BLM discussed methods of changing current policy to fast track horses using the 3 strikes regulation and offer as many as 12,000 wild horses and burros under age 11 for sale earlier hence making more animals at risk of going to slaughter.
The agency also is discussing as one alternative euthanizing horses in the field during round ups at an estimated cost of $500.00 per horse and considering among other things, shooting the horses or use of the captive bolt. The $500.00 figure is the same cost denied to Madeline Pickens who offered to take the wild horses and give them a home.
In a 1978 court case in which the Bureau of Land Management was caught shooting wild horses, a federal judge noted, “Horses were loaded into a truck, six or seven at a time and driven to the burial trench where they were shot while in the truck and then unloaded. …such wholesale slaughter of animals (especially horses) is considered by many to be degrading to the human spirit, and inappropriate conduct for a civilized human being.” The judge further noted,” It is also undisputed in the evidence that the most humane way to kill a horse is by the injection of a barbiturate, “which he mandated.
The documents are available on The Conquistador Program website at www.conquistadorprogram.org. The public is urged to review the documents. The material was obtained with the assistance of attorney Debra Sirower who guided the Conquistador Program through an initial request process and then appeals process to obtain the documents under the Freedom of Information Act. Sirower is the attorney who successfully worked with attorney Anthony Merrill to obtain a temporary restraining order preventing the removal of wild horses in the Apache Sitgreaves National Forests.
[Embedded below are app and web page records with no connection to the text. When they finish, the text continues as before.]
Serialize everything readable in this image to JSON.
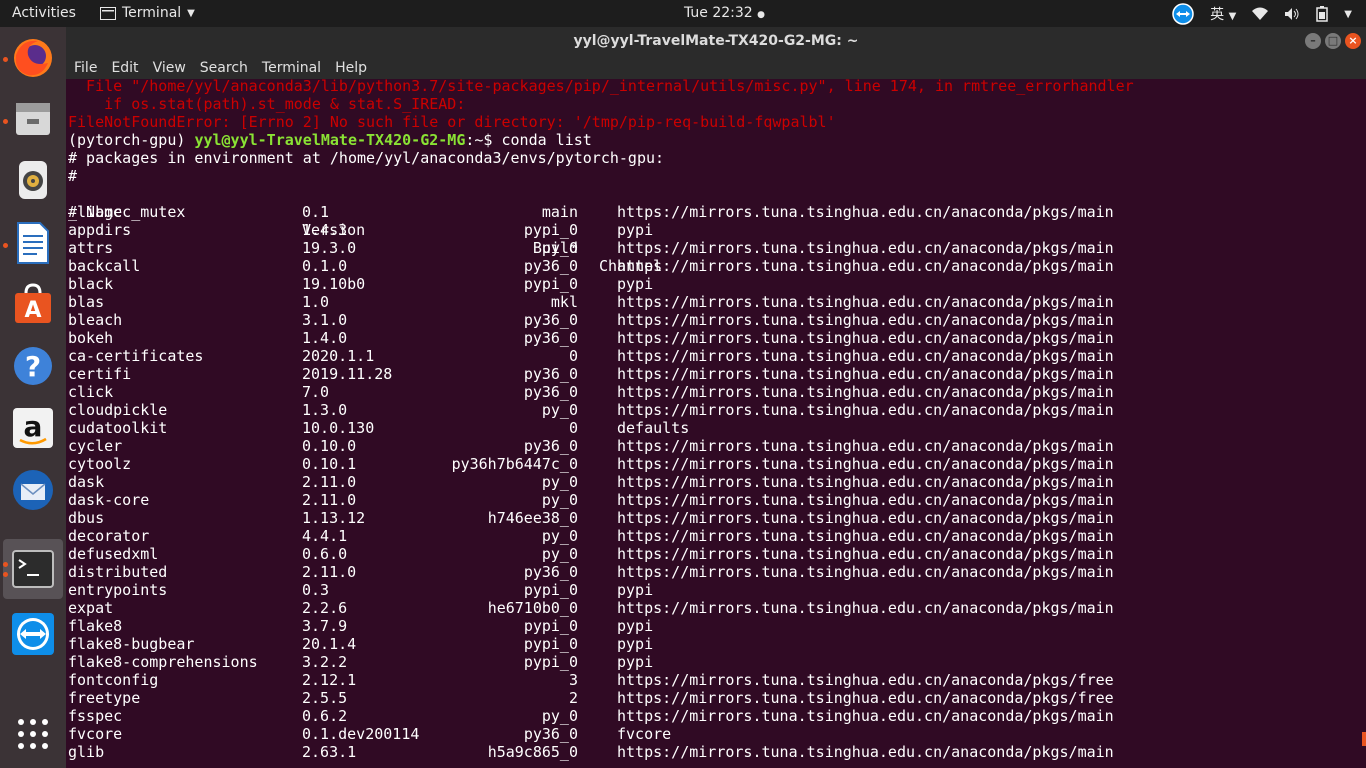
{
  "topbar": {
    "activities": "Activities",
    "app_name": "Terminal",
    "clock": "Tue 22:32",
    "input_method": "英"
  },
  "dock": {
    "items": [
      "firefox-icon",
      "files-icon",
      "rhythmbox-icon",
      "writer-icon",
      "software-icon",
      "help-icon",
      "amazon-icon",
      "thunderbird-icon",
      "terminal-icon",
      "teamviewer-icon",
      "show-apps-icon"
    ]
  },
  "window": {
    "title": "yyl@yyl-TravelMate-TX420-G2-MG: ~",
    "menu": [
      "File",
      "Edit",
      "View",
      "Search",
      "Terminal",
      "Help"
    ]
  },
  "terminal": {
    "error_lines": [
      "  File \"/home/yyl/anaconda3/lib/python3.7/site-packages/pip/_internal/utils/misc.py\", line 174, in rmtree_errorhandler",
      "    if os.stat(path).st_mode & stat.S_IREAD:",
      "FileNotFoundError: [Errno 2] No such file or directory: '/tmp/pip-req-build-fqwpalbl'"
    ],
    "prompt_env": "(pytorch-gpu) ",
    "prompt_user": "yyl@yyl-TravelMate-TX420-G2-MG",
    "prompt_path": ":~$ ",
    "command": "conda list",
    "env_line": "# packages in environment at /home/yyl/anaconda3/envs/pytorch-gpu:",
    "hash_line": "#",
    "header": {
      "name": "# Name",
      "version": "Version",
      "build": "Build",
      "channel": "Channel"
    },
    "packages": [
      [
        "_libgcc_mutex",
        "0.1",
        "main",
        "https://mirrors.tuna.tsinghua.edu.cn/anaconda/pkgs/main"
      ],
      [
        "appdirs",
        "1.4.3",
        "pypi_0",
        "pypi"
      ],
      [
        "attrs",
        "19.3.0",
        "py_0",
        "https://mirrors.tuna.tsinghua.edu.cn/anaconda/pkgs/main"
      ],
      [
        "backcall",
        "0.1.0",
        "py36_0",
        "https://mirrors.tuna.tsinghua.edu.cn/anaconda/pkgs/main"
      ],
      [
        "black",
        "19.10b0",
        "pypi_0",
        "pypi"
      ],
      [
        "blas",
        "1.0",
        "mkl",
        "https://mirrors.tuna.tsinghua.edu.cn/anaconda/pkgs/main"
      ],
      [
        "bleach",
        "3.1.0",
        "py36_0",
        "https://mirrors.tuna.tsinghua.edu.cn/anaconda/pkgs/main"
      ],
      [
        "bokeh",
        "1.4.0",
        "py36_0",
        "https://mirrors.tuna.tsinghua.edu.cn/anaconda/pkgs/main"
      ],
      [
        "ca-certificates",
        "2020.1.1",
        "0",
        "https://mirrors.tuna.tsinghua.edu.cn/anaconda/pkgs/main"
      ],
      [
        "certifi",
        "2019.11.28",
        "py36_0",
        "https://mirrors.tuna.tsinghua.edu.cn/anaconda/pkgs/main"
      ],
      [
        "click",
        "7.0",
        "py36_0",
        "https://mirrors.tuna.tsinghua.edu.cn/anaconda/pkgs/main"
      ],
      [
        "cloudpickle",
        "1.3.0",
        "py_0",
        "https://mirrors.tuna.tsinghua.edu.cn/anaconda/pkgs/main"
      ],
      [
        "cudatoolkit",
        "10.0.130",
        "0",
        "defaults"
      ],
      [
        "cycler",
        "0.10.0",
        "py36_0",
        "https://mirrors.tuna.tsinghua.edu.cn/anaconda/pkgs/main"
      ],
      [
        "cytoolz",
        "0.10.1",
        "py36h7b6447c_0",
        "https://mirrors.tuna.tsinghua.edu.cn/anaconda/pkgs/main"
      ],
      [
        "dask",
        "2.11.0",
        "py_0",
        "https://mirrors.tuna.tsinghua.edu.cn/anaconda/pkgs/main"
      ],
      [
        "dask-core",
        "2.11.0",
        "py_0",
        "https://mirrors.tuna.tsinghua.edu.cn/anaconda/pkgs/main"
      ],
      [
        "dbus",
        "1.13.12",
        "h746ee38_0",
        "https://mirrors.tuna.tsinghua.edu.cn/anaconda/pkgs/main"
      ],
      [
        "decorator",
        "4.4.1",
        "py_0",
        "https://mirrors.tuna.tsinghua.edu.cn/anaconda/pkgs/main"
      ],
      [
        "defusedxml",
        "0.6.0",
        "py_0",
        "https://mirrors.tuna.tsinghua.edu.cn/anaconda/pkgs/main"
      ],
      [
        "distributed",
        "2.11.0",
        "py36_0",
        "https://mirrors.tuna.tsinghua.edu.cn/anaconda/pkgs/main"
      ],
      [
        "entrypoints",
        "0.3",
        "pypi_0",
        "pypi"
      ],
      [
        "expat",
        "2.2.6",
        "he6710b0_0",
        "https://mirrors.tuna.tsinghua.edu.cn/anaconda/pkgs/main"
      ],
      [
        "flake8",
        "3.7.9",
        "pypi_0",
        "pypi"
      ],
      [
        "flake8-bugbear",
        "20.1.4",
        "pypi_0",
        "pypi"
      ],
      [
        "flake8-comprehensions",
        "3.2.2",
        "pypi_0",
        "pypi"
      ],
      [
        "fontconfig",
        "2.12.1",
        "3",
        "https://mirrors.tuna.tsinghua.edu.cn/anaconda/pkgs/free"
      ],
      [
        "freetype",
        "2.5.5",
        "2",
        "https://mirrors.tuna.tsinghua.edu.cn/anaconda/pkgs/free"
      ],
      [
        "fsspec",
        "0.6.2",
        "py_0",
        "https://mirrors.tuna.tsinghua.edu.cn/anaconda/pkgs/main"
      ],
      [
        "fvcore",
        "0.1.dev200114",
        "py36_0",
        "fvcore"
      ],
      [
        "glib",
        "2.63.1",
        "h5a9c865_0",
        "https://mirrors.tuna.tsinghua.edu.cn/anaconda/pkgs/main"
      ]
    ]
  }
}
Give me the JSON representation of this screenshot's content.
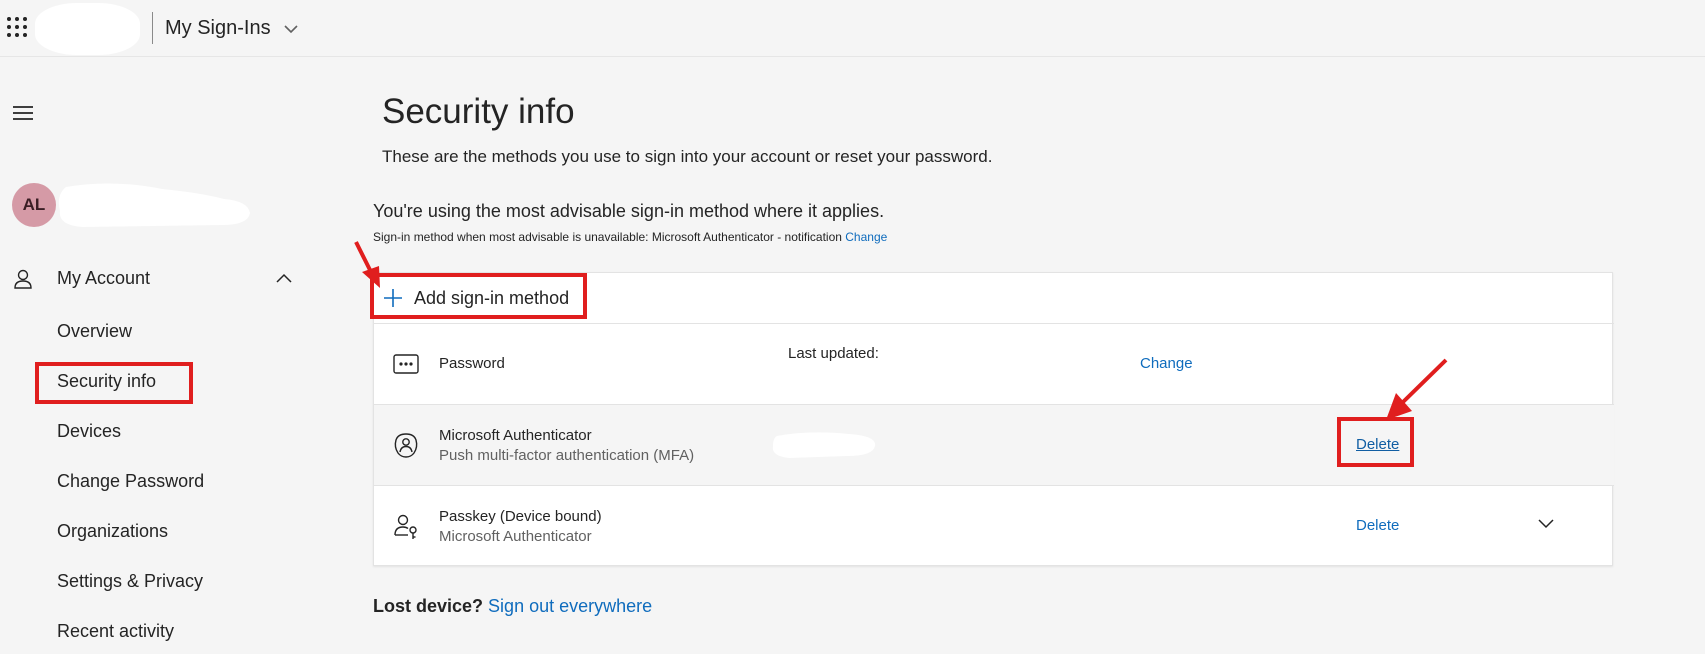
{
  "header": {
    "app_title": "My Sign-Ins",
    "waffle_icon": "app-launcher-icon",
    "chevron_icon": "chevron-down-icon"
  },
  "sidebar": {
    "avatar_initials": "AL",
    "section": {
      "label": "My Account",
      "icon": "person-icon",
      "expanded": true
    },
    "items": [
      {
        "label": "Overview"
      },
      {
        "label": "Security info",
        "active": true
      },
      {
        "label": "Devices"
      },
      {
        "label": "Change Password"
      },
      {
        "label": "Organizations"
      },
      {
        "label": "Settings & Privacy"
      },
      {
        "label": "Recent activity"
      }
    ]
  },
  "main": {
    "title": "Security info",
    "description": "These are the methods you use to sign into your account or reset your password.",
    "advisable": "You're using the most advisable sign-in method where it applies.",
    "fallback_text": "Sign-in method when most advisable is unavailable: Microsoft Authenticator - notification",
    "fallback_change": "Change",
    "add_method_label": "Add sign-in method",
    "methods": [
      {
        "name": "Password",
        "sub": "",
        "center": "Last updated:",
        "action": "Change",
        "icon": "password-dots-icon"
      },
      {
        "name": "Microsoft Authenticator",
        "sub": "Push multi-factor authentication (MFA)",
        "center": "",
        "action": "Delete",
        "icon": "authenticator-icon"
      },
      {
        "name": "Passkey (Device bound)",
        "sub": "Microsoft Authenticator",
        "center": "",
        "action": "Delete",
        "icon": "passkey-icon"
      }
    ],
    "lost_device_label": "Lost device?",
    "sign_out_link": "Sign out everywhere"
  },
  "colors": {
    "accent": "#0f6cbd",
    "annotation": "#e01e1e",
    "avatar_bg": "#d59aa6"
  }
}
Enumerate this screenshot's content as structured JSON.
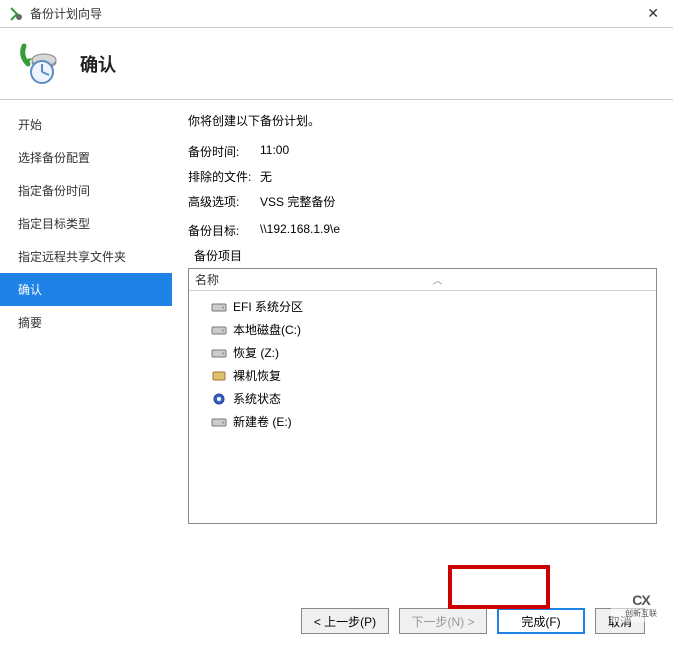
{
  "window": {
    "title": "备份计划向导"
  },
  "header": {
    "heading": "确认"
  },
  "sidebar": {
    "items": [
      {
        "label": "开始"
      },
      {
        "label": "选择备份配置"
      },
      {
        "label": "指定备份时间"
      },
      {
        "label": "指定目标类型"
      },
      {
        "label": "指定远程共享文件夹"
      },
      {
        "label": "确认"
      },
      {
        "label": "摘要"
      }
    ],
    "active_index": 5
  },
  "main": {
    "intro": "你将创建以下备份计划。",
    "rows": [
      {
        "label": "备份时间:",
        "value": "11:00"
      },
      {
        "label": "排除的文件:",
        "value": "无"
      },
      {
        "label": "高级选项:",
        "value": "VSS 完整备份"
      },
      {
        "label": "备份目标:",
        "value": "\\\\192.168.1.9\\e"
      }
    ],
    "items_label": "备份项目",
    "list": {
      "column": "名称",
      "items": [
        {
          "icon": "drive",
          "label": "EFI 系统分区"
        },
        {
          "icon": "drive",
          "label": "本地磁盘(C:)"
        },
        {
          "icon": "drive",
          "label": "恢复 (Z:)"
        },
        {
          "icon": "bare",
          "label": "裸机恢复"
        },
        {
          "icon": "gear",
          "label": "系统状态"
        },
        {
          "icon": "drive",
          "label": "新建卷 (E:)"
        }
      ]
    }
  },
  "footer": {
    "prev": "< 上一步(P)",
    "next": "下一步(N) >",
    "finish": "完成(F)",
    "cancel": "取消"
  },
  "watermark": {
    "top": "CX",
    "bottom": "创新互联"
  }
}
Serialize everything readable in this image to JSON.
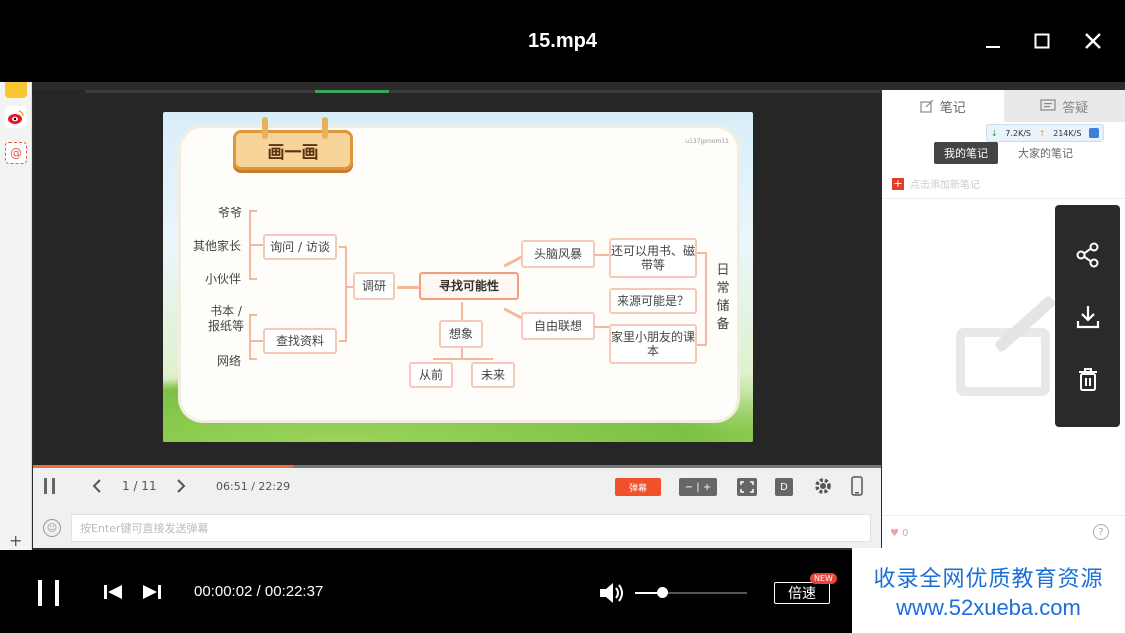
{
  "window": {
    "title": "15.mp4"
  },
  "slide": {
    "banner": "画一画",
    "watermark": "u137jpmom11",
    "left_items": [
      "爷爷",
      "其他家长",
      "小伙伴",
      "书本 / 报纸等",
      "网络"
    ],
    "branch1": "询问 / 访谈",
    "branch2": "查找资料",
    "research": "调研",
    "core": "寻找可能性",
    "imagine": "想象",
    "past": "从前",
    "future": "未来",
    "brainstorm": "头脑风暴",
    "free_assoc": "自由联想",
    "r1": "还可以用书、磁带等",
    "r2": "来源可能是？",
    "r3": "家里小朋友的课本",
    "side": "日常储备"
  },
  "inner_controls": {
    "page": "1 / 11",
    "time": "06:51 / 22:29",
    "danmu": "弹幕",
    "zoom": "− | +",
    "d_label": "D",
    "input_placeholder": "按Enter键可直接发送弹幕"
  },
  "notes_panel": {
    "tab_notes": "笔记",
    "tab_qa": "答疑",
    "speed_down": "7.2K/S",
    "speed_up": "214K/S",
    "my_notes": "我的笔记",
    "all_notes": "大家的笔记",
    "add_note": "点击添加新笔记",
    "likes": "0",
    "help": "?"
  },
  "player": {
    "time": "00:00:02 / 00:22:37",
    "speed_label": "倍速",
    "new_badge": "NEW",
    "volume_level": 0.24
  },
  "ad": {
    "line1": "收录全网优质教育资源",
    "line2": "www.52xueba.com"
  },
  "colors": {
    "accent": "#f26b3a",
    "danmu": "#f0502a",
    "ad_text": "#1a6fd8"
  }
}
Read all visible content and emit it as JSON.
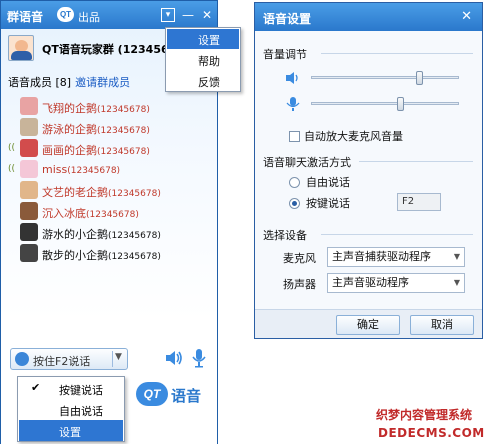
{
  "left_window": {
    "title": "群语音",
    "tab_label": "出品",
    "tab_badge": "QT",
    "group_name": "QT语音玩家群 (12345678)",
    "members_header": "语音成员 [8]",
    "invite_link": "邀请群成员",
    "members": [
      {
        "name": "飞翔的企鹅",
        "id": "(12345678)",
        "color": "#c0392b",
        "speaking": false,
        "avatar_color": "#e8a3a3"
      },
      {
        "name": "游泳的企鹅",
        "id": "(12345678)",
        "color": "#c0392b",
        "speaking": false,
        "avatar_color": "#c8b49a"
      },
      {
        "name": "画画的企鹅",
        "id": "(12345678)",
        "color": "#c0392b",
        "speaking": true,
        "avatar_color": "#d24c4c"
      },
      {
        "name": "miss",
        "id": "(12345678)",
        "color": "#c0392b",
        "speaking": true,
        "avatar_color": "#f4c7d7"
      },
      {
        "name": "文艺的老企鹅",
        "id": "(12345678)",
        "color": "#c0392b",
        "speaking": false,
        "avatar_color": "#e1b68a"
      },
      {
        "name": "沉入冰底",
        "id": "(12345678)",
        "color": "#c0392b",
        "speaking": false,
        "avatar_color": "#8a5a3a"
      },
      {
        "name": "游水的小企鹅",
        "id": "(12345678)",
        "color": "#111111",
        "speaking": false,
        "avatar_color": "#333333"
      },
      {
        "name": "散步的小企鹅",
        "id": "(12345678)",
        "color": "#111111",
        "speaking": false,
        "avatar_color": "#444444"
      }
    ],
    "talk_button": "按住F2说话",
    "logo_text": "语音",
    "logo_badge": "QT"
  },
  "top_menu": {
    "items": [
      "设置",
      "帮助",
      "反馈"
    ],
    "active_index": 0
  },
  "bottom_menu": {
    "items": [
      {
        "label": "按键说话",
        "checked": true
      },
      {
        "label": "自由说话",
        "checked": false
      },
      {
        "label": "设置",
        "checked": false
      }
    ],
    "active_index": 2
  },
  "dialog": {
    "title": "语音设置",
    "volume_section": "音量调节",
    "speaker_volume": 0.73,
    "mic_volume": 0.6,
    "auto_boost_label": "自动放大麦克风音量",
    "auto_boost_checked": false,
    "mode_section": "语音聊天激活方式",
    "mode_free": "自由说话",
    "mode_key": "按键说话",
    "selected_mode": "key",
    "hotkey": "F2",
    "device_section": "选择设备",
    "mic_label": "麦克风",
    "mic_device": "主声音捕获驱动程序",
    "speaker_label": "扬声器",
    "speaker_device": "主声音驱动程序",
    "ok_button": "确定",
    "cancel_button": "取消"
  },
  "watermark": {
    "line1": "织梦内容管理系统",
    "line2": "DEDECMS.COM"
  }
}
In a second set of documents containing more than 800 pages of contract information, obtained under FOIA this week, it also was verified that the BLM has continued to use a contractor for gathers who was charged and pled guilty to violations of the Wild Horse and Burro act.